(Beginning of Supplied material)
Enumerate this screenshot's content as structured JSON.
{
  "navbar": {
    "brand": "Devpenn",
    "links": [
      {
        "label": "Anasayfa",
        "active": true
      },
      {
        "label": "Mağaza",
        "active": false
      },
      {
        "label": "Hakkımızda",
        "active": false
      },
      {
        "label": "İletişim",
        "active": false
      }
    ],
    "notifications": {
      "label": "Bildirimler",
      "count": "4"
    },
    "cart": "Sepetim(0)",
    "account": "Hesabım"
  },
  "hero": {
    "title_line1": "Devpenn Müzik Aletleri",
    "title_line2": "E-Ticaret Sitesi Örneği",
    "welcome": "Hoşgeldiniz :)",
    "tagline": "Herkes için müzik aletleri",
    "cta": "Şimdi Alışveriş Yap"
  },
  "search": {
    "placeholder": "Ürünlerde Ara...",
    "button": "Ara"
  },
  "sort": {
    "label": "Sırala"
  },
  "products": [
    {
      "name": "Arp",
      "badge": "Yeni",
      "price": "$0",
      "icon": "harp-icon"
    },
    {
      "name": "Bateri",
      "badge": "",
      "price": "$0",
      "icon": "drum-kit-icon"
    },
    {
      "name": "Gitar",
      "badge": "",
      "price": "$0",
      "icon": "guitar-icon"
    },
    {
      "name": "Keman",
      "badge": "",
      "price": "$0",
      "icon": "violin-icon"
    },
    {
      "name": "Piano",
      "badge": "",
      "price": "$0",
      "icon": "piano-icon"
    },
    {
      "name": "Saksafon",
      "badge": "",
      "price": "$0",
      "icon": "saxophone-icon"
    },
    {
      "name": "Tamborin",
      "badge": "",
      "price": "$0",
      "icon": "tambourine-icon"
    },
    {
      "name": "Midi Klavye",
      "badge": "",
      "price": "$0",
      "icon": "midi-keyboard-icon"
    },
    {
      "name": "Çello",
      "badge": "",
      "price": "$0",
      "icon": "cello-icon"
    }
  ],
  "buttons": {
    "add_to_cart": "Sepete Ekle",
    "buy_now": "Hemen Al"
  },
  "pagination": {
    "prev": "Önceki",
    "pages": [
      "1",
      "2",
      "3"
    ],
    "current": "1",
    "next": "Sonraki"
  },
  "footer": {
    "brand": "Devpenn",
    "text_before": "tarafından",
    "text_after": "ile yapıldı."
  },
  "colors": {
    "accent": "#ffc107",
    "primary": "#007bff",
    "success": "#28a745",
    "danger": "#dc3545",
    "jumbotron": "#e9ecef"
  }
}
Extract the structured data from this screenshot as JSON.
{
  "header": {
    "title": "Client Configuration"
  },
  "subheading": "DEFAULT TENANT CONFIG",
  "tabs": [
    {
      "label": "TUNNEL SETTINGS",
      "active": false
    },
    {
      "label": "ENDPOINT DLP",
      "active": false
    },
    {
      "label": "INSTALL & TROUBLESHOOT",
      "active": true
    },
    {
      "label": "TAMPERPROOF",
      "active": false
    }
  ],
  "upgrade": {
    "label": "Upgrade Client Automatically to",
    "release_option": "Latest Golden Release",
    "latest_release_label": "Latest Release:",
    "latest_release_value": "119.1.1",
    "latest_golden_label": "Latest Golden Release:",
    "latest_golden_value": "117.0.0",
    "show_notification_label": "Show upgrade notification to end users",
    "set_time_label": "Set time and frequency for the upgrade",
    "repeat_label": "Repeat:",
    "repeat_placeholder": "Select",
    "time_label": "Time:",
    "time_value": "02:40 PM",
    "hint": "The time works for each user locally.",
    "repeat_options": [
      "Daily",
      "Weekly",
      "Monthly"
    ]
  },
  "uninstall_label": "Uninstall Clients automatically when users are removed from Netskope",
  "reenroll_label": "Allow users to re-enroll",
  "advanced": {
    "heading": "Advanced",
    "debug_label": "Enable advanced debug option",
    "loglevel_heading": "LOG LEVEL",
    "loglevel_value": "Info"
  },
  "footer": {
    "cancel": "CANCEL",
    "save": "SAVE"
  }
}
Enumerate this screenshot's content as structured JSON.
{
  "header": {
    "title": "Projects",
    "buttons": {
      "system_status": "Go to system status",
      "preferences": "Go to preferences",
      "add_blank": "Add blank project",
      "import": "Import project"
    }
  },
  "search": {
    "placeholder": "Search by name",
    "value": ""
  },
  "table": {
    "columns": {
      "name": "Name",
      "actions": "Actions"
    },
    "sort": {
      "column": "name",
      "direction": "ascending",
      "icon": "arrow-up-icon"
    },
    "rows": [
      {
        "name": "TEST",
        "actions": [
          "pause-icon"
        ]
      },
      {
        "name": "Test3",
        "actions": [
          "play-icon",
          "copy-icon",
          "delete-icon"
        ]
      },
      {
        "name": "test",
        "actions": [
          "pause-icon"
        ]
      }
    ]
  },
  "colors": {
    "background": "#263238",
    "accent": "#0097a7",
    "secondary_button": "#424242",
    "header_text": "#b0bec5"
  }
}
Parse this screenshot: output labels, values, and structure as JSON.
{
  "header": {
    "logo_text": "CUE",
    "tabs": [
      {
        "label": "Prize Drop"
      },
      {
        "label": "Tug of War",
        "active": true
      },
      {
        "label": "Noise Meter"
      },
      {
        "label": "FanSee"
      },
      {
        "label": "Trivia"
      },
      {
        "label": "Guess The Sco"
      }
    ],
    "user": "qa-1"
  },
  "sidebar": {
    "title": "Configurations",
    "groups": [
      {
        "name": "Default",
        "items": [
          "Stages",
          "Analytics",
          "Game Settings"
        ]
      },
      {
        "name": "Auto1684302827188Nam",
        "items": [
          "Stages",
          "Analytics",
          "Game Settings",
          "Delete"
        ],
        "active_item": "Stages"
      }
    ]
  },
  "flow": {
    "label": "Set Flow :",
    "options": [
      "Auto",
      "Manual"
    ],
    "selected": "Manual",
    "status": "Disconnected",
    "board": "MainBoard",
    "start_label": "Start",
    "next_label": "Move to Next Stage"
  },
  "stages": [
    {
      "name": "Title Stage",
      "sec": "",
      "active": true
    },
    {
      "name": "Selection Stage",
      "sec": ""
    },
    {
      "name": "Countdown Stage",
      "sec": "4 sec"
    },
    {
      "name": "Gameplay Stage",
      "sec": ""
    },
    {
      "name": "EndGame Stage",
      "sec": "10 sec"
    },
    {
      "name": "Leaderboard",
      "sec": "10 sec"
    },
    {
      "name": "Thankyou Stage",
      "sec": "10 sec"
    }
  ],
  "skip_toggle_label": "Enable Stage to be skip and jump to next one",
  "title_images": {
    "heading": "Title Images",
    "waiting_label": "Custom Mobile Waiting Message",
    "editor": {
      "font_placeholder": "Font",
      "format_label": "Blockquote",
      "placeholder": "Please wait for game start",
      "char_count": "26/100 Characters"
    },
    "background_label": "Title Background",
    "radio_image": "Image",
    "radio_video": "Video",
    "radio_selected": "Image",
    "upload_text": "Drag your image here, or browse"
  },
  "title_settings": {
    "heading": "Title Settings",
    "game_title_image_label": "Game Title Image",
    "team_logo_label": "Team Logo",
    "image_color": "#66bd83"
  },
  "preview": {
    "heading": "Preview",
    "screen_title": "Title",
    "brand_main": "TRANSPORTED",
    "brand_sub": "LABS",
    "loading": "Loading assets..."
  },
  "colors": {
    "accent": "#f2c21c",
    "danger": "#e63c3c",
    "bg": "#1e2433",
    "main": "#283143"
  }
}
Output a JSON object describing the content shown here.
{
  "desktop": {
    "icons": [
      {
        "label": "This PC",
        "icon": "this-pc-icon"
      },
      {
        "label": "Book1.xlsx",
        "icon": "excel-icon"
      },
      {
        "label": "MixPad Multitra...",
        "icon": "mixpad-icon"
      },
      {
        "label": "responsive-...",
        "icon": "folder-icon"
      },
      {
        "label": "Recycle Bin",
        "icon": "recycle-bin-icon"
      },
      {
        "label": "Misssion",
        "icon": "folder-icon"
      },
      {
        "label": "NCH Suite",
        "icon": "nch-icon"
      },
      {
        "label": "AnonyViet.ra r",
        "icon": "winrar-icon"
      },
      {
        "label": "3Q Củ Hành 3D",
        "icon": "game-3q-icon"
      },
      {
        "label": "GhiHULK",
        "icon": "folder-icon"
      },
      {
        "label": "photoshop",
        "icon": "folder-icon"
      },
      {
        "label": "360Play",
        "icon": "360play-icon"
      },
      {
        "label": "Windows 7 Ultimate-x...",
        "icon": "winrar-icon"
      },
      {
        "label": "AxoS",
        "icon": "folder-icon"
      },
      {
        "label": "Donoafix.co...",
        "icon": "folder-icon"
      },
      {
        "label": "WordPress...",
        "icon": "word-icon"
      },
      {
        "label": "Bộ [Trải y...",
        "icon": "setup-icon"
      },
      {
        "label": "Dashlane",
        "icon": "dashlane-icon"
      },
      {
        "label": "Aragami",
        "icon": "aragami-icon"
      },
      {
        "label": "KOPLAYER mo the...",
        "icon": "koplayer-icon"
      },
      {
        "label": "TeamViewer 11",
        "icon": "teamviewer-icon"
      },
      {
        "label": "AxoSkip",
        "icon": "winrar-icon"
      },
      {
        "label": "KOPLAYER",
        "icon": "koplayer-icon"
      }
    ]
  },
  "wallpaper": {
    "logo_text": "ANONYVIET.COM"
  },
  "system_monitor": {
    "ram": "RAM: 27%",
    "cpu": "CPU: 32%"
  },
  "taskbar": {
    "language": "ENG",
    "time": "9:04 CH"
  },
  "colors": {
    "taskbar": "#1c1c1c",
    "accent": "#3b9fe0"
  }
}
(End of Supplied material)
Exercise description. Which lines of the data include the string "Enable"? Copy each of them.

Reply.
    "debug_label": "Enable advanced debug option",
  "skip_toggle_label": "Enable Stage to be skip and jump to next one",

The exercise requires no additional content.